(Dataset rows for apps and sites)
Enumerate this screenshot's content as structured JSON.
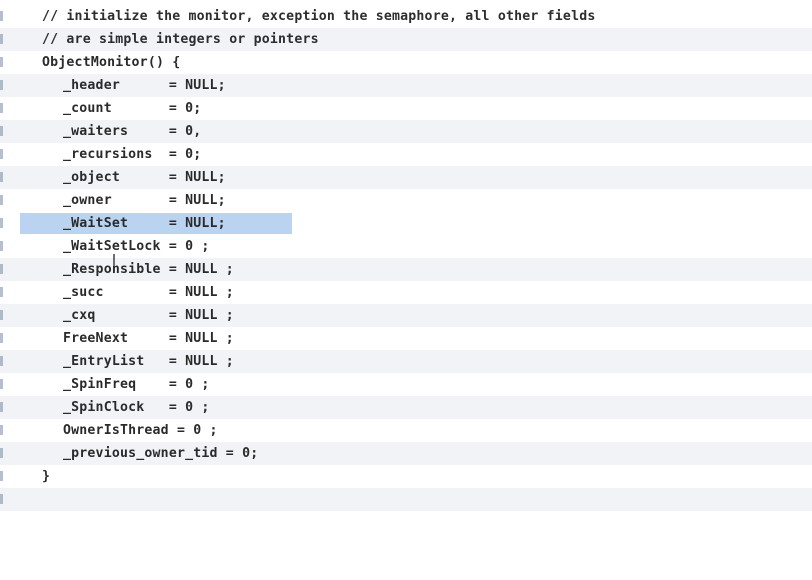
{
  "editor": {
    "lines": [
      {
        "text": "// initialize the monitor, exception the semaphore, all other fields",
        "indent": 42
      },
      {
        "text": "// are simple integers or pointers",
        "indent": 42
      },
      {
        "text": "ObjectMonitor() {",
        "indent": 42
      },
      {
        "text": "_header      = NULL;",
        "indent": 63
      },
      {
        "text": "_count       = 0;",
        "indent": 63
      },
      {
        "text": "_waiters     = 0,",
        "indent": 63
      },
      {
        "text": "_recursions  = 0;",
        "indent": 63
      },
      {
        "text": "_object      = NULL;",
        "indent": 63
      },
      {
        "text": "_owner       = NULL;",
        "indent": 63
      },
      {
        "text": "_WaitSet     = NULL;",
        "indent": 63
      },
      {
        "text": "_WaitSetLock = 0 ;",
        "indent": 63
      },
      {
        "text": "_Responsible = NULL ;",
        "indent": 63
      },
      {
        "text": "_succ        = NULL ;",
        "indent": 63
      },
      {
        "text": "_cxq         = NULL ;",
        "indent": 63
      },
      {
        "text": "FreeNext     = NULL ;",
        "indent": 63
      },
      {
        "text": "_EntryList   = NULL ;",
        "indent": 63
      },
      {
        "text": "_SpinFreq    = 0 ;",
        "indent": 63
      },
      {
        "text": "_SpinClock   = 0 ;",
        "indent": 63
      },
      {
        "text": "OwnerIsThread = 0 ;",
        "indent": 63
      },
      {
        "text": "_previous_owner_tid = 0;",
        "indent": 63
      },
      {
        "text": "}",
        "indent": 42
      },
      {
        "text": "",
        "indent": 42
      }
    ],
    "highlighted_line": 9,
    "highlight_color": "#b9d3f0"
  }
}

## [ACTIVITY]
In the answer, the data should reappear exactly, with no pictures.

## [SOLUTION TO THE EXERCISE]
Enumerate this screenshot's content as structured JSON.
{
  "editor": {
    "lines": [
      {
        "text": "// initialize the monitor, exception the semaphore, all other fields",
        "indent": 42
      },
      {
        "text": "// are simple integers or pointers",
        "indent": 42
      },
      {
        "text": "ObjectMonitor() {",
        "indent": 42
      },
      {
        "text": "_header      = NULL;",
        "indent": 63
      },
      {
        "text": "_count       = 0;",
        "indent": 63
      },
      {
        "text": "_waiters     = 0,",
        "indent": 63
      },
      {
        "text": "_recursions  = 0;",
        "indent": 63
      },
      {
        "text": "_object      = NULL;",
        "indent": 63
      },
      {
        "text": "_owner       = NULL;",
        "indent": 63
      },
      {
        "text": "_WaitSet     = NULL;",
        "indent": 63
      },
      {
        "text": "_WaitSetLock = 0 ;",
        "indent": 63
      },
      {
        "text": "_Responsible = NULL ;",
        "indent": 63
      },
      {
        "text": "_succ        = NULL ;",
        "indent": 63
      },
      {
        "text": "_cxq         = NULL ;",
        "indent": 63
      },
      {
        "text": "FreeNext     = NULL ;",
        "indent": 63
      },
      {
        "text": "_EntryList   = NULL ;",
        "indent": 63
      },
      {
        "text": "_SpinFreq    = 0 ;",
        "indent": 63
      },
      {
        "text": "_SpinClock   = 0 ;",
        "indent": 63
      },
      {
        "text": "OwnerIsThread = 0 ;",
        "indent": 63
      },
      {
        "text": "_previous_owner_tid = 0;",
        "indent": 63
      },
      {
        "text": "}",
        "indent": 42
      },
      {
        "text": "",
        "indent": 42
      }
    ],
    "highlighted_line": 9,
    "highlight_color": "#b9d3f0"
  }
}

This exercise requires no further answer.